Whether you practice waste segregation, you know that there are just some things you can’t throw in the garbage can. When you consider that your garbage may either be manually sorted by someone in a waste processing site or dumped in a landfill, you wouldn’t want your garbage to be harmful to anyone or anything that comes into contact with it.
So, how do you dispose of certain household items? Here’s what you need to know.
Grease and Used Cooking Oil
It’s never a good idea to throw grease and used cooking oil down the drain. When you dump grease or used cooking oil down your toilet or sink, those clumps can mix with the oil and water and eventually clog and damage your drains. And on a larger scale, the grease and oil you dump can affect your area’s sewers, waterways, and water treatment systems, which can come back to bite you when your community’s facilities clog or break down due to the amount of grease and oil people dump into their pipes.
The fastest way of disposing of cooking oil is to place it in a sealable non-recyclable container and then throw it in the trash. You could also just pour cooled oil into a trash can and let the rest of your waste absorb the oil. But if you want a greener and more eco-friendly solution, it’s best to save your used cooking oil and take it to a recycling center or places that accept used cooking oil. Many restaurants looking to go green partner with used cooking oil companies to recycle their large amounts of oil. In fact, some companies can even pay you for your used cooking oil, so it’s a win-win situation for your wallet and the environment.
It’s OK to dispose of single-use batteries in regular garbage cans because, after 1996, battery manufacturers stopped adding mercury to their products. Single-use batteries nowadays are made with common metals that aren’t hazardous to the environment. The only exceptions, however, are if you live in California (where it’s illegal to throw away any type of battery) and if you’re throwing away button-shaped cell batteries, which still have hazardous substances.
Most rechargeable batteries, on the other hand, contain harmful substances like lead, mercury, acids, lithium, and other heavy metals. While throwing old batteries in the garbage is only illegal in some states, it is best to observe safe disposal methods, even if it is legal in your state.
Rechargeable and single-use batteries should be recycled. There are plenty of recycling facilities that collect single-use and rechargeable batteries. To make the trip worth your while, save all the spent batteries until you’ve collected enough to make a trip to your nearby recycling center. You can use Earth911’s recycling search to find a nearby recycling center that will accept your batteries.

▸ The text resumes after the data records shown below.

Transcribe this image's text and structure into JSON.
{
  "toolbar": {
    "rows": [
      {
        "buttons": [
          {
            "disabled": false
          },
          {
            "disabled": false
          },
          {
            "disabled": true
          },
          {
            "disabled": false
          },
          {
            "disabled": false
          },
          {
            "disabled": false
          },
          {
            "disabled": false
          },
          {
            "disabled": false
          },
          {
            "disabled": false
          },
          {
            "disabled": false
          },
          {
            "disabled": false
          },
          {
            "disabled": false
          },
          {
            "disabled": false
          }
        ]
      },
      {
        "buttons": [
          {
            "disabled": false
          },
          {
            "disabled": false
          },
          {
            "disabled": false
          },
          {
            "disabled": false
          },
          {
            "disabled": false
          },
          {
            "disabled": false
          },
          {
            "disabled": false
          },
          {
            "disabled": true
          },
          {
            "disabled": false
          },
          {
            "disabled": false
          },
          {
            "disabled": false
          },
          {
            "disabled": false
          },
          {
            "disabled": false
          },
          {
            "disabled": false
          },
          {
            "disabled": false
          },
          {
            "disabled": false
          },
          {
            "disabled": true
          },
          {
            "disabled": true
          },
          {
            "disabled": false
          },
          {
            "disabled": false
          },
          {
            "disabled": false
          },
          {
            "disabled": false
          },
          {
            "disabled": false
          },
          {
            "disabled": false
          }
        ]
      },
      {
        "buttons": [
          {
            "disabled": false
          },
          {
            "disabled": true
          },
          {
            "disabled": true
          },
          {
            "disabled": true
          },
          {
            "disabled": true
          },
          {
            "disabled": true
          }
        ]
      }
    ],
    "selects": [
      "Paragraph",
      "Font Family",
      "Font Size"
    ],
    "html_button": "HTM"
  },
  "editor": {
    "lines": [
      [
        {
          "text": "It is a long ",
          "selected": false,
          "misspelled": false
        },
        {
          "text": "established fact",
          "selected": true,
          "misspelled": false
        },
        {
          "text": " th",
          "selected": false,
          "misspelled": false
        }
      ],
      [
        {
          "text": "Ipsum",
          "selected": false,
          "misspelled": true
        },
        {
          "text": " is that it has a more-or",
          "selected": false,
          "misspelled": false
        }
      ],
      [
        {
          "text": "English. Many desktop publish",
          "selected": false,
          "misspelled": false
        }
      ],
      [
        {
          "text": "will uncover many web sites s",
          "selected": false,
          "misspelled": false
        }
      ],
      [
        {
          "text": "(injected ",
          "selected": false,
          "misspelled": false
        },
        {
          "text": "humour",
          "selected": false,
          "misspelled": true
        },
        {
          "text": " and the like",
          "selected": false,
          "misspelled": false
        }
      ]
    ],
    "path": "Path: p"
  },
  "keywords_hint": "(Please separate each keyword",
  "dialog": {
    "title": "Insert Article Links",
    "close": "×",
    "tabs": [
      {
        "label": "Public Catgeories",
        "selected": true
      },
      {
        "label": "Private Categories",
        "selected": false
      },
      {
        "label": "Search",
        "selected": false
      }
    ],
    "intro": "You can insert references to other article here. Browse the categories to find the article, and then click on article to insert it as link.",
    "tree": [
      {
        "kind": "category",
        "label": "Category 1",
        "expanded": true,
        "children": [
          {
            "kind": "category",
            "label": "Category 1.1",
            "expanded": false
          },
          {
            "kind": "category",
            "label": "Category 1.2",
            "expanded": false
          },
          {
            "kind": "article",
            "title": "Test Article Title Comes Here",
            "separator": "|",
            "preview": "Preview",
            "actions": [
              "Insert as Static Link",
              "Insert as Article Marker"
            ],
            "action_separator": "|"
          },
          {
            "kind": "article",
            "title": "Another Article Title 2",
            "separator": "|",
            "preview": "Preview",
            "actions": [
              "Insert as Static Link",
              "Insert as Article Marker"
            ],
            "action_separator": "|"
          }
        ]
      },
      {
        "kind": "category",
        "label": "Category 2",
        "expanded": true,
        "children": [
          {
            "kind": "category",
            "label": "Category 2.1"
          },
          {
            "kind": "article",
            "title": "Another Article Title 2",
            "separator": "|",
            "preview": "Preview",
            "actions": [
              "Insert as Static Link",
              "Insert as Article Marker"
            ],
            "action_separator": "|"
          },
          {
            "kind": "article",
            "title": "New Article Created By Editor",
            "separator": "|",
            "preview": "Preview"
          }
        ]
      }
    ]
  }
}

The danger of throwing away broken glass improperly is that you could be posing a safety hazard for the person who’ll be collecting and sorting your trash. So, broken, non-recyclable glass items like drinking glasses, light bulbs, mirrors, and windows need to be stored properly to avoid injury to anyone handling your glass.
The best way to throw small pieces of broken glass is to keep them in a paper bag or cardboard box. This prevents the small glass shards from scattering in your trash and possibly injuring anyone who sorts through it. For larger pieces of broken glass, place thick layers of tape over the sharp edges to prevent them from slicing through your garbage bag and from injuring anyone who picks up the bag.
Proper disposal of special kinds of waste ensures that the materials aren’t a hazard to you, another person, or the environment. These are just a few examples of items that need special care during disposal; to learn more, contact your local recycling center to see how you can properly dispose of other materials as well.